The Khashoggi affair similarly confirms several fundamental truths about Trump. The first and most obvious is that his narrow, idiosyncratic and sometimes personalinterests take precedence over the defense of traditional American values and even the expectation of honest treatment by an ally. Not just Mohammed’s fellow Arab rulers but despots everywhere will study this case and conclude: If you heap flattery on Trump, court him with exotic entertainment, patronize his family businesses and promise to buy American, you can get away with outrages that would once have ensured censure and sanction from Washington.

If the facts are irrelevant, America can easily be fleeced so long as Trump insists that the opposite is happening. The hard-nosed determinations of interest that traditional foreign policy realists so admire are calculated by an alternative math in which only the president’s sentiments count. If there is no truth, there is no trade-off between accountability for crimes and other American interests. “Maybe he did and maybe he didn’t” becomes the new cover for any dictator — provided he gives Trump cause to say, “He likes me.”


fake science

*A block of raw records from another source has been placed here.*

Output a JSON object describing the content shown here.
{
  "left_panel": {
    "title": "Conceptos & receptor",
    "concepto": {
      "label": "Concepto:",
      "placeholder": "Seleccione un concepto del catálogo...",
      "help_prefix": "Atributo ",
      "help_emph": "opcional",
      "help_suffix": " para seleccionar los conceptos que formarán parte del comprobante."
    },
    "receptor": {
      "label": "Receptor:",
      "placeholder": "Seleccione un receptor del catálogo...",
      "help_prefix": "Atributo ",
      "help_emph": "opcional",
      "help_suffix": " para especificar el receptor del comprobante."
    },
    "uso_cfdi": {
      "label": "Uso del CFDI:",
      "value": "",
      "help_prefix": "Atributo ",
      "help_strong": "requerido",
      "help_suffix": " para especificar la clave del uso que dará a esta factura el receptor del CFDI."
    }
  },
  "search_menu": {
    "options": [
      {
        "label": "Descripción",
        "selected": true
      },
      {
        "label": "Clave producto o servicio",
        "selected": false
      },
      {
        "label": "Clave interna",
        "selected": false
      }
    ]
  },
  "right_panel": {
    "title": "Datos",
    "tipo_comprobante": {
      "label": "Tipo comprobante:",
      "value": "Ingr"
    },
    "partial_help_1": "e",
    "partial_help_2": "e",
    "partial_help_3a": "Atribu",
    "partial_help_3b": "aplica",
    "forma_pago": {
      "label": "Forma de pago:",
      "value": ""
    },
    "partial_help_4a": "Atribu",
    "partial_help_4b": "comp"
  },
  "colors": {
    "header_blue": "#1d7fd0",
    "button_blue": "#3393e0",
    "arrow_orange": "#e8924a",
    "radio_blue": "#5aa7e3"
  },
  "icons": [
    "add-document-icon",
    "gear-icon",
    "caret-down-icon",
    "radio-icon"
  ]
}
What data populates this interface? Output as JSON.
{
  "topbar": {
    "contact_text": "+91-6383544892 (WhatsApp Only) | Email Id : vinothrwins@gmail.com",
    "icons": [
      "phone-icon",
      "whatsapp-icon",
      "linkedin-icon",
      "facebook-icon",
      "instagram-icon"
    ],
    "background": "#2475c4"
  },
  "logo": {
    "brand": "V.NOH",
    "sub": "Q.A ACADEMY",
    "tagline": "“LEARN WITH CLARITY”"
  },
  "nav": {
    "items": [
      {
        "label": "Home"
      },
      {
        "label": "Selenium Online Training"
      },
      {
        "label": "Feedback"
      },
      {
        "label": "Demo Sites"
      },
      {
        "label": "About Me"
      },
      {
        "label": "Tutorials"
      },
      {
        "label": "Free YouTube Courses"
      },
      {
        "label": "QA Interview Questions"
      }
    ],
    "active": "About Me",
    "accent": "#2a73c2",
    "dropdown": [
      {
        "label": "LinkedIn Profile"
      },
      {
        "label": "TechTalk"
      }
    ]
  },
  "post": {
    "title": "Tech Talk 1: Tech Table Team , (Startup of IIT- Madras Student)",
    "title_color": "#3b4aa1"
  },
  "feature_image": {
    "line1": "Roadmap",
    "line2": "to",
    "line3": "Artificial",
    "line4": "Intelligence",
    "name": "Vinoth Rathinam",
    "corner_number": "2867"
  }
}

rhetorical claim: The climate scare “experts” have an obvious financial and emotional stake in global warming doomsday scenarios. If the global warming doomsday is shown to be imaginary, the experts will lose their financial support and in many cases their jobs. The global warming scare is used to provide ideological support for wind and solar energy. Billions of dollars have been wasted on useless wind and solar energy. Wind and solar are not even effective for reducing CO2 emissions.

The corruption of science has its roots in the political funding of science by the federal government. Somehow we have to make it less profitable for scientists to make up science. Peer review is a joke and doesn’t work. Certainly it would help if the public and the media were skeptical about any scientific theory that predicts a disaster unless we do what the scientists and their allies want us to do.

rhetorical effect: keeps the nation in denial of the climate change crisis and allows Trump to get away with saying there is no hard evidence of man-made climate change.


the Russia hoax

rhetorical claim: Bad as it may have been, the worst of the Russia Hoax was not the abuse of the FISA electronic surveillance regime for political purposes. Nor is the worst even the patent involvement of our intelligence agencies — and in particular the FBI and CIA — in electoral politics. No, the worst aspect of the Russia Hoax is that our intelligence agencies, including elements of DoJ and the State Department cooperating with the Clinton campaign, enlisted the intelligence services of foreign powers — first in their effort to defeat the candidacy of Donald Trump and, when that effort failed, turning their efforts to what can only be described as an attempted coup against the elected President of the United States.

Shockingly, these later stages of the Russia Hoax have included members of the Legislative Branch who, in the face of clear evidence that the true collusion with foreign powers was that of the Clinton campaign, have worked to delay and to ultimately obstruct Congressional oversight and investigation of the entire Russia Hoax.

rhetorical effect: deepens the myth of the Deep State. Chronic paranoia run amok. Laying the groundwork for spurning any damaging charges from the Mueller probe. Turns the criminals into law enforcement agents. Classic rhetorical table-turning; creating a hoax that the other (truthful) side has created a hoax.